An active member in various other non-profits in Jonesboro, Hyneman became active in Cardiology Associates Foundation and Clopton Clinic Charitable Foundation to help in their efforts to raise awareness and promote education about women’s heart disease.


“So much is done behind the scenes by these organizations. The general public isn’t totally aware of the extent of free services they provide to our community,” said Hyneman. “Other women’s issues, such as breast cancer, manifest themselves in a very visual and emotional level. Heart disease on the other hand is unnoticed. The statistics have been brought to the forefront by the high level of exposure due to the national Red Dress Campaign. This national campaign, combined with our local efforts, has at least ignited more awareness.”


Hyneman and her husband, Hal, have two children, Hunter and Camden. She is co-owner of Camden & Co. Jewelry Store. Hyneman said that volunteering gives her a great sense of joy in knowing that she is not only making contributions to the community, but to her children’s future.

Ashley McDole-Red Dress Ambassador
Ashley McDole will be recognized as the 2009 Red Dress Ambassador. A Type I diabetic since the age of 14, McDole was living the life of a typical wife and mother, overweight with high blood pressure, cholesterol and out of control blood sugars.
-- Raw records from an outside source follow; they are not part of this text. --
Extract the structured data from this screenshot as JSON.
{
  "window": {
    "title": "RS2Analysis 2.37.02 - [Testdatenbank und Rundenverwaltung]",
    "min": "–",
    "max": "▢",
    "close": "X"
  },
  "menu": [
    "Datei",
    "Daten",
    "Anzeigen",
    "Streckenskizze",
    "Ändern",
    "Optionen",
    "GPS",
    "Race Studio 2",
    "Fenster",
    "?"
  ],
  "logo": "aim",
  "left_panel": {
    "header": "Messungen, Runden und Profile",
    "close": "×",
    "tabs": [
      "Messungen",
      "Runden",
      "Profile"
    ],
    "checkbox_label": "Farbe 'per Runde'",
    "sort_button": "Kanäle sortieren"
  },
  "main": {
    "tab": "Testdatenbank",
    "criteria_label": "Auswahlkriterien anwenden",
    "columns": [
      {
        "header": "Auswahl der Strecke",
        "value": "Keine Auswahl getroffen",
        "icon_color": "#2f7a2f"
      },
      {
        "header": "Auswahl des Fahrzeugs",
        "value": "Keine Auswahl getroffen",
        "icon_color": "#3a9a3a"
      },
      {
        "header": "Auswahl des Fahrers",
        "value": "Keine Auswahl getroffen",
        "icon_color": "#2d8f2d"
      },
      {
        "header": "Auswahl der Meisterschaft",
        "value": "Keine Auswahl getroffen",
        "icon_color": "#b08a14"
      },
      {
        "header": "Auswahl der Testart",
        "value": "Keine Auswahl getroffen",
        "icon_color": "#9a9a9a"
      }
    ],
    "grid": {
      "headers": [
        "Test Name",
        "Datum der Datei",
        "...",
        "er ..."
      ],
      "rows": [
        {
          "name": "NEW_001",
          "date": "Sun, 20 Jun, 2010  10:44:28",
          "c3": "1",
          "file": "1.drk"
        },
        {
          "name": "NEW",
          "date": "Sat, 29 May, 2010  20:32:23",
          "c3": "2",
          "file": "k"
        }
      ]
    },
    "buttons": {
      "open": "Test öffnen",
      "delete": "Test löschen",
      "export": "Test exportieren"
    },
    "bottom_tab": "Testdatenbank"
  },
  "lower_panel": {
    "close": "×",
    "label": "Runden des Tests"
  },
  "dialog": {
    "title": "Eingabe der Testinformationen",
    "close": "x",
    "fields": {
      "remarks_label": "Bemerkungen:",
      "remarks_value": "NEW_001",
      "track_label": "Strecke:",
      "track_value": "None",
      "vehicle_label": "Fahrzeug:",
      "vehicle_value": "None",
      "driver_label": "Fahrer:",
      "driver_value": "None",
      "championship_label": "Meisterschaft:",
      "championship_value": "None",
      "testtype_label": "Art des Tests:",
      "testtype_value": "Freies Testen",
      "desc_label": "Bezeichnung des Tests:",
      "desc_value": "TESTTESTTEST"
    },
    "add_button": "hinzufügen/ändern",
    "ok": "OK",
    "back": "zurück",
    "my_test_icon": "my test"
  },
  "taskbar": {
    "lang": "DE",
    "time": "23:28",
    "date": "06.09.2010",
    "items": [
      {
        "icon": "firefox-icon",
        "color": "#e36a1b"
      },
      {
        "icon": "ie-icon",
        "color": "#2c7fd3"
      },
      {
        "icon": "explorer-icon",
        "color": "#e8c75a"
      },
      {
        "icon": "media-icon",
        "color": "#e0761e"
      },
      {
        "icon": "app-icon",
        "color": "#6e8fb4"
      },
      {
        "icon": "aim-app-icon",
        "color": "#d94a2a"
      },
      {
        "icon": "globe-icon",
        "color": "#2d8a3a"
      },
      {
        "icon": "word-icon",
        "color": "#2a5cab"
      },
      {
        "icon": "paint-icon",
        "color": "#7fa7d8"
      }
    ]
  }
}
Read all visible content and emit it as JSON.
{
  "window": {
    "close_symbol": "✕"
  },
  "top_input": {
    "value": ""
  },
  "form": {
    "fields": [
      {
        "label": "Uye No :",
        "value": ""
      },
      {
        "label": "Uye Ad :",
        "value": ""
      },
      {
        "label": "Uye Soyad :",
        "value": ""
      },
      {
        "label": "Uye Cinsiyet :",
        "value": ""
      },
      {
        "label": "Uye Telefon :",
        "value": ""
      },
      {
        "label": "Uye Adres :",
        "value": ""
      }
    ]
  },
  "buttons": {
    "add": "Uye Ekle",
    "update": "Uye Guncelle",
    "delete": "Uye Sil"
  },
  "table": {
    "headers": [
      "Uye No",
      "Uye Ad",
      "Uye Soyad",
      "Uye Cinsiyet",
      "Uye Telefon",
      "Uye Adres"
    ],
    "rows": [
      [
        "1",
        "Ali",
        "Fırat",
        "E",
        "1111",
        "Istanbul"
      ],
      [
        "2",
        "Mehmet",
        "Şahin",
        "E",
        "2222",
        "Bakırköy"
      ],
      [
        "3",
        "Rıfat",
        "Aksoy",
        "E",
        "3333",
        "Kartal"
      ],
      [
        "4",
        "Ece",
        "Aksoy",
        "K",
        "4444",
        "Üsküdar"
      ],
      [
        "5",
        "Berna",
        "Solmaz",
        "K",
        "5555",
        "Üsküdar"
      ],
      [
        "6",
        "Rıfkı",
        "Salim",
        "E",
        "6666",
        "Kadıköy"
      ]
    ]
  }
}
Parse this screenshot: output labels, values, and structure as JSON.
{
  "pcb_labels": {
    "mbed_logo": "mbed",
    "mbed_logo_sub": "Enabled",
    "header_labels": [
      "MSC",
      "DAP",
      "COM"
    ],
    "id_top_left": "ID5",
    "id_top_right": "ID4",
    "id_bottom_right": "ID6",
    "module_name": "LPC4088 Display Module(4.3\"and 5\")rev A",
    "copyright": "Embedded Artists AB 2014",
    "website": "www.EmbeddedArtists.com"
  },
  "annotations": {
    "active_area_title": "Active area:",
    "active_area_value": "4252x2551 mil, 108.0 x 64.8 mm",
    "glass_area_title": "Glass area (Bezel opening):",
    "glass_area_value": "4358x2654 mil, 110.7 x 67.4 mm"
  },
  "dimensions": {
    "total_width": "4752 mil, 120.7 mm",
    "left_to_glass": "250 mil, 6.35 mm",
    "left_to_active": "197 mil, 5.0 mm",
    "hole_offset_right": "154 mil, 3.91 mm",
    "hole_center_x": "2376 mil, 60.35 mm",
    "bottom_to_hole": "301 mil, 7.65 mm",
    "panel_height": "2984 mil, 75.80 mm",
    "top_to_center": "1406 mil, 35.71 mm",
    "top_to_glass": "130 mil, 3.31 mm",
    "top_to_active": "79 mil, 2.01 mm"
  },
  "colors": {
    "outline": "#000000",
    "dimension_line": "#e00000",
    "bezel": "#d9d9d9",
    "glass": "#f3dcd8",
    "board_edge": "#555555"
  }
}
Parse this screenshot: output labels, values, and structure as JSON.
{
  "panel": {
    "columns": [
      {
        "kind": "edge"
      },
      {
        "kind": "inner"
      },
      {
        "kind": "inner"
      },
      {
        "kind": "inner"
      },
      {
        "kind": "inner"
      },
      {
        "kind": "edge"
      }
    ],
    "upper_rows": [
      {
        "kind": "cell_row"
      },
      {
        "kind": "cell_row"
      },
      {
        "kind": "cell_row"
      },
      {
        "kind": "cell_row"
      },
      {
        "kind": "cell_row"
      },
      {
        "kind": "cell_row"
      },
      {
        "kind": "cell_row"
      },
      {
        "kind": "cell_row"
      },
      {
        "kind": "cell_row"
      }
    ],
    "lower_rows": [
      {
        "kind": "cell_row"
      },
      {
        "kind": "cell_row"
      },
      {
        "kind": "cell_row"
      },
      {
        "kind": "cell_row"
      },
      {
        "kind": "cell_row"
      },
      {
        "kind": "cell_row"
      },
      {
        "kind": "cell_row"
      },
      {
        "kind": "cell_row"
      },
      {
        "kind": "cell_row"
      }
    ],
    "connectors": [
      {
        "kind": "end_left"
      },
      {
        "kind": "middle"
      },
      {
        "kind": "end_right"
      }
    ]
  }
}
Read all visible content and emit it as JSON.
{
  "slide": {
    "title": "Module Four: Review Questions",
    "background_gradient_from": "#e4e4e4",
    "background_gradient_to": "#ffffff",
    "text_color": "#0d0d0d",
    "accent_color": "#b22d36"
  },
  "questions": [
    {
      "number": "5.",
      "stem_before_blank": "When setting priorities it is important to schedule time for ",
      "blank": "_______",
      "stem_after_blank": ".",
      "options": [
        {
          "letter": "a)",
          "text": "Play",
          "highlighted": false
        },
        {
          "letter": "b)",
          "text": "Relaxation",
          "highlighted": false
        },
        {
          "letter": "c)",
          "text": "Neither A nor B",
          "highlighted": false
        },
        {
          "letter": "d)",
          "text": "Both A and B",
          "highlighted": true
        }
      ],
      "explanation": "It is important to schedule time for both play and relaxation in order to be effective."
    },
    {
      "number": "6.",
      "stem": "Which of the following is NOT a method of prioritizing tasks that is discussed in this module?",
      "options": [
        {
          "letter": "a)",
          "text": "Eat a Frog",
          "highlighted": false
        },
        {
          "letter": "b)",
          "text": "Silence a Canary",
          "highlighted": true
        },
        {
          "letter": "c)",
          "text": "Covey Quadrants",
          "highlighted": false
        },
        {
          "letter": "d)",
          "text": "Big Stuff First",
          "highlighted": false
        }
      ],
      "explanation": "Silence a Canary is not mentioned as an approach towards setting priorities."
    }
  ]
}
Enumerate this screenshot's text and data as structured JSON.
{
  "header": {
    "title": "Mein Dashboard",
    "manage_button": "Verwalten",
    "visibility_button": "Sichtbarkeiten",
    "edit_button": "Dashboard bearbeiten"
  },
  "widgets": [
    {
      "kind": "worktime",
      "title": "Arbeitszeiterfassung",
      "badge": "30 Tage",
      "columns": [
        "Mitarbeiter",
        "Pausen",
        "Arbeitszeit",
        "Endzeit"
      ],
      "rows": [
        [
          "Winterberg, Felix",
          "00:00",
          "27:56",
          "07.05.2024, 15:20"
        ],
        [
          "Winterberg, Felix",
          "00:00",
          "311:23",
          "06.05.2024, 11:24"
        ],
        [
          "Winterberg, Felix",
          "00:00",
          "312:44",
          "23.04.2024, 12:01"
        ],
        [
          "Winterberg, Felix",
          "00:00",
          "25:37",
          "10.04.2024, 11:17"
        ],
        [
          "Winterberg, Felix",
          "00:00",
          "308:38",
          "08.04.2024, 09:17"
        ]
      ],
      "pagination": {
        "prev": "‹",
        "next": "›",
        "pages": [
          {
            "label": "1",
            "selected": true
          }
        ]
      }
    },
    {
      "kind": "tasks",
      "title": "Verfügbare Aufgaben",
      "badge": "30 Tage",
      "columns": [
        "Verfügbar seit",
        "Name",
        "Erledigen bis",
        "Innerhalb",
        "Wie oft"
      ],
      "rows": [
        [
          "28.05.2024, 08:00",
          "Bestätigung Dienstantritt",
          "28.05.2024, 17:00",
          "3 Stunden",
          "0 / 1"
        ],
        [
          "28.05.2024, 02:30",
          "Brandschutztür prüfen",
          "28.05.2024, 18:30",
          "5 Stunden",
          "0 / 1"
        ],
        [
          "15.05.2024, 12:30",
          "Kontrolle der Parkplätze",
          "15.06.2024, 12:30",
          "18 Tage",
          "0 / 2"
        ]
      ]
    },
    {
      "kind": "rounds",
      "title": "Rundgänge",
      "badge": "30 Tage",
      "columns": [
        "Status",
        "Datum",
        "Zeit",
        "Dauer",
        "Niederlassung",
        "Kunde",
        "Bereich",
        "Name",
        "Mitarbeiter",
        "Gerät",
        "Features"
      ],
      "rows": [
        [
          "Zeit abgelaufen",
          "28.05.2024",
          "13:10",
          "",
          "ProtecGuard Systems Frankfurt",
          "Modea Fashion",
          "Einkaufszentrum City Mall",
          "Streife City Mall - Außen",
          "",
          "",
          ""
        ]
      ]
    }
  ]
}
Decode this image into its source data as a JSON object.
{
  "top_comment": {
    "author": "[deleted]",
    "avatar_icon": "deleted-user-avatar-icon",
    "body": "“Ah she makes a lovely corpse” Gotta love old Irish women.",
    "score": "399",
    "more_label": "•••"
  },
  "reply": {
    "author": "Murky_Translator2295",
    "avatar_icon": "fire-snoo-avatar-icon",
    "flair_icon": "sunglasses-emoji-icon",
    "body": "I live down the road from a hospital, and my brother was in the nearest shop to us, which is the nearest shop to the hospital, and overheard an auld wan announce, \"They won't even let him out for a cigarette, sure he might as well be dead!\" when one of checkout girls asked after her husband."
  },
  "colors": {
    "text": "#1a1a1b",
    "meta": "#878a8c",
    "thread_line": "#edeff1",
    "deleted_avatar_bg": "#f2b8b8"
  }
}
A third grade teacher at Westside Elementary, McDole was invited to join Fitness Boot Camp Unlimited in Jonesboro through the Coalition for Healthy Families and compete against Nettleton School District. Not only was she the winner, but it was a change of life for the 37-year-old.


“A person who had never really exercised before won. I felt confident and realized I could do it,” said McDole. “Having diabetes puts me at twice the risk of having heart disease. I believe that by 40 I would have been in a very serious situation. I have now lost 65 pounds, my cholesterol and blood pressure are lower, and although I will always be insulin dependent, I have lowered my insulin intake by 80 percent. I am fighting heart disease!”


McDole and her husband, Jimmy McDole, have two children: Kelli, 13, and Owen, 9. As a mother, McDole encourages women to stop putting themselves last and to take the time to exercise and eat right, adding time to their life and more time with their family.